[Dataset rows describing interfaces]
-.-.-
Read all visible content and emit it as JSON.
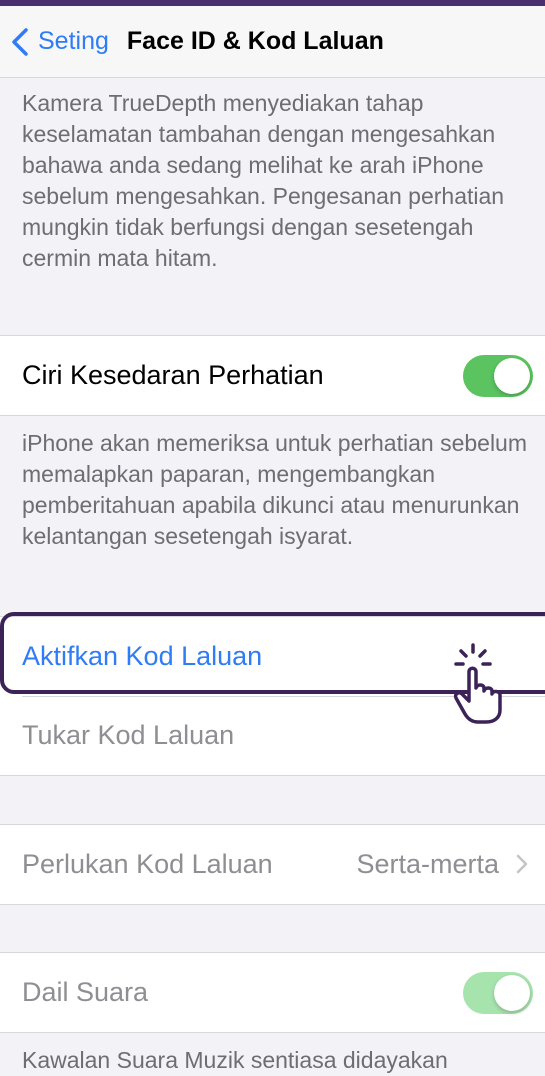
{
  "nav": {
    "back_label": "Seting",
    "title": "Face ID & Kod Laluan"
  },
  "truedepth_footer": "Kamera TrueDepth menyediakan tahap keselamatan tambahan dengan mengesahkan bahawa anda sedang melihat ke arah iPhone sebelum mengesahkan. Pengesanan perhatian mungkin tidak berfungsi dengan sesetengah cermin mata hitam.",
  "attention_row": {
    "label": "Ciri Kesedaran Perhatian",
    "toggle_on": true
  },
  "attention_footer": "iPhone akan memeriksa untuk perhatian sebelum memalapkan paparan, mengembangkan pemberitahuan apabila dikunci atau menurunkan kelantangan sesetengah isyarat.",
  "passcode_group": {
    "turn_on_label": "Aktifkan Kod Laluan",
    "change_label": "Tukar Kod Laluan"
  },
  "require_row": {
    "label": "Perlukan Kod Laluan",
    "value": "Serta-merta"
  },
  "voice_dial_row": {
    "label": "Dail Suara",
    "toggle_on": true
  },
  "voice_dial_footer": "Kawalan Suara Muzik sentiasa didayakan",
  "colors": {
    "accent": "#2f7cf6",
    "toggle_on": "#5bc35f",
    "toggle_disabled": "#a7e3ad",
    "highlight_border": "#3c2357"
  },
  "icons": [
    "chevron-left-icon",
    "chevron-right-icon",
    "pointing-hand-icon"
  ]
}
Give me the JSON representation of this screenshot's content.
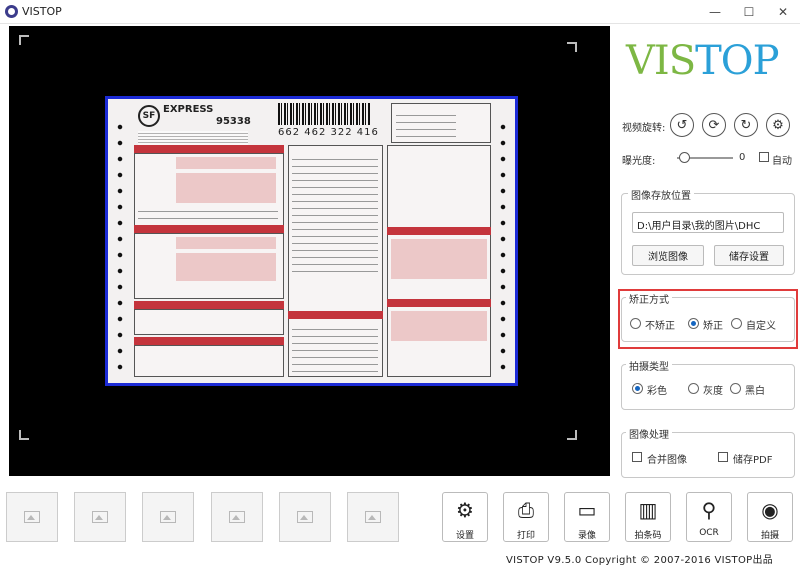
{
  "window": {
    "title": "VISTOP",
    "minimize": "—",
    "maximize": "☐",
    "close": "✕"
  },
  "logo": {
    "part1": "VIS",
    "part2": "TOP"
  },
  "document_preview": {
    "logo": "SF",
    "brand": "EXPRESS",
    "hotline": "95338",
    "tracking_number": "662 462 322 416"
  },
  "rotation": {
    "label": "视频旋转:",
    "buttons": [
      {
        "icon": "rotate-left-icon",
        "glyph": "↺"
      },
      {
        "icon": "rotate-reset-icon",
        "glyph": "⟳"
      },
      {
        "icon": "rotate-right-icon",
        "glyph": "↻"
      },
      {
        "icon": "settings-icon",
        "glyph": "⚙"
      }
    ]
  },
  "exposure": {
    "label": "曝光度:",
    "value": "0",
    "level": 0,
    "auto_label": "自动"
  },
  "storage": {
    "title": "图像存放位置",
    "path": "D:\\用户目录\\我的图片\\DHC",
    "browse": "浏览图像",
    "save_settings": "储存设置"
  },
  "correction": {
    "title": "矫正方式",
    "options": [
      {
        "label": "不矫正",
        "checked": false
      },
      {
        "label": "矫正",
        "checked": true
      },
      {
        "label": "自定义",
        "checked": false
      }
    ]
  },
  "capture_type": {
    "title": "拍摄类型",
    "options": [
      {
        "label": "彩色",
        "checked": true
      },
      {
        "label": "灰度",
        "checked": false
      },
      {
        "label": "黑白",
        "checked": false
      }
    ]
  },
  "image_processing": {
    "title": "图像处理",
    "merge_label": "合并图像",
    "pdf_label": "储存PDF"
  },
  "toolbar": {
    "settings": "设置",
    "print": "打印",
    "record": "录像",
    "barcode": "拍条码",
    "ocr": "OCR",
    "capture": "拍摄"
  },
  "footer": {
    "copyright": "VISTOP V9.5.0 Copyright © 2007-2016 VISTOP出品"
  },
  "colors": {
    "accent_highlight": "#e03b3b",
    "logo_green": "#7db744",
    "logo_blue": "#2ba0d8",
    "document_border": "#1c2bd6"
  }
}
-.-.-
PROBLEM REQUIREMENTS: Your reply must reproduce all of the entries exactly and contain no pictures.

EXPECTED ANSWER:
Read all visible content and emit it as JSON.
{
  "nav": {
    "back_label": "Seting",
    "title": "Face ID & Kod Laluan"
  },
  "truedepth_footer": "Kamera TrueDepth menyediakan tahap keselamatan tambahan dengan mengesahkan bahawa anda sedang melihat ke arah iPhone sebelum mengesahkan. Pengesanan perhatian mungkin tidak berfungsi dengan sesetengah cermin mata hitam.",
  "attention_row": {
    "label": "Ciri Kesedaran Perhatian",
    "toggle_on": true
  },
  "attention_footer": "iPhone akan memeriksa untuk perhatian sebelum memalapkan paparan, mengembangkan pemberitahuan apabila dikunci atau menurunkan kelantangan sesetengah isyarat.",
  "passcode_group": {
    "turn_on_label": "Aktifkan Kod Laluan",
    "change_label": "Tukar Kod Laluan"
  },
  "require_row": {
    "label": "Perlukan Kod Laluan",
    "value": "Serta-merta"
  },
  "voice_dial_row": {
    "label": "Dail Suara",
    "toggle_on": true
  },
  "voice_dial_footer": "Kawalan Suara Muzik sentiasa didayakan",
  "colors": {
    "accent": "#2f7cf6",
    "toggle_on": "#5bc35f",
    "toggle_disabled": "#a7e3ad",
    "highlight_border": "#3c2357"
  },
  "icons": [
    "chevron-left-icon",
    "chevron-right-icon",
    "pointing-hand-icon"
  ]
}
Give me the JSON representation of this screenshot's content.
{
  "window": {
    "title": "VISTOP",
    "minimize": "—",
    "maximize": "☐",
    "close": "✕"
  },
  "logo": {
    "part1": "VIS",
    "part2": "TOP"
  },
  "document_preview": {
    "logo": "SF",
    "brand": "EXPRESS",
    "hotline": "95338",
    "tracking_number": "662 462 322 416"
  },
  "rotation": {
    "label": "视频旋转:",
    "buttons": [
      {
        "icon": "rotate-left-icon",
        "glyph": "↺"
      },
      {
        "icon": "rotate-reset-icon",
        "glyph": "⟳"
      },
      {
        "icon": "rotate-right-icon",
        "glyph": "↻"
      },
      {
        "icon": "settings-icon",
        "glyph": "⚙"
      }
    ]
  },
  "exposure": {
    "label": "曝光度:",
    "value": "0",
    "level": 0,
    "auto_label": "自动"
  },
  "storage": {
    "title": "图像存放位置",
    "path": "D:\\用户目录\\我的图片\\DHC",
    "browse": "浏览图像",
    "save_settings": "储存设置"
  },
  "correction": {
    "title": "矫正方式",
    "options": [
      {
        "label": "不矫正",
        "checked": false
      },
      {
        "label": "矫正",
        "checked": true
      },
      {
        "label": "自定义",
        "checked": false
      }
    ]
  },
  "capture_type": {
    "title": "拍摄类型",
    "options": [
      {
        "label": "彩色",
        "checked": true
      },
      {
        "label": "灰度",
        "checked": false
      },
      {
        "label": "黑白",
        "checked": false
      }
    ]
  },
  "image_processing": {
    "title": "图像处理",
    "merge_label": "合并图像",
    "pdf_label": "储存PDF"
  },
  "toolbar": {
    "settings": "设置",
    "print": "打印",
    "record": "录像",
    "barcode": "拍条码",
    "ocr": "OCR",
    "capture": "拍摄"
  },
  "footer": {
    "copyright": "VISTOP V9.5.0 Copyright © 2007-2016 VISTOP出品"
  },
  "colors": {
    "accent_highlight": "#e03b3b",
    "logo_green": "#7db744",
    "logo_blue": "#2ba0d8",
    "document_border": "#1c2bd6"
  }
}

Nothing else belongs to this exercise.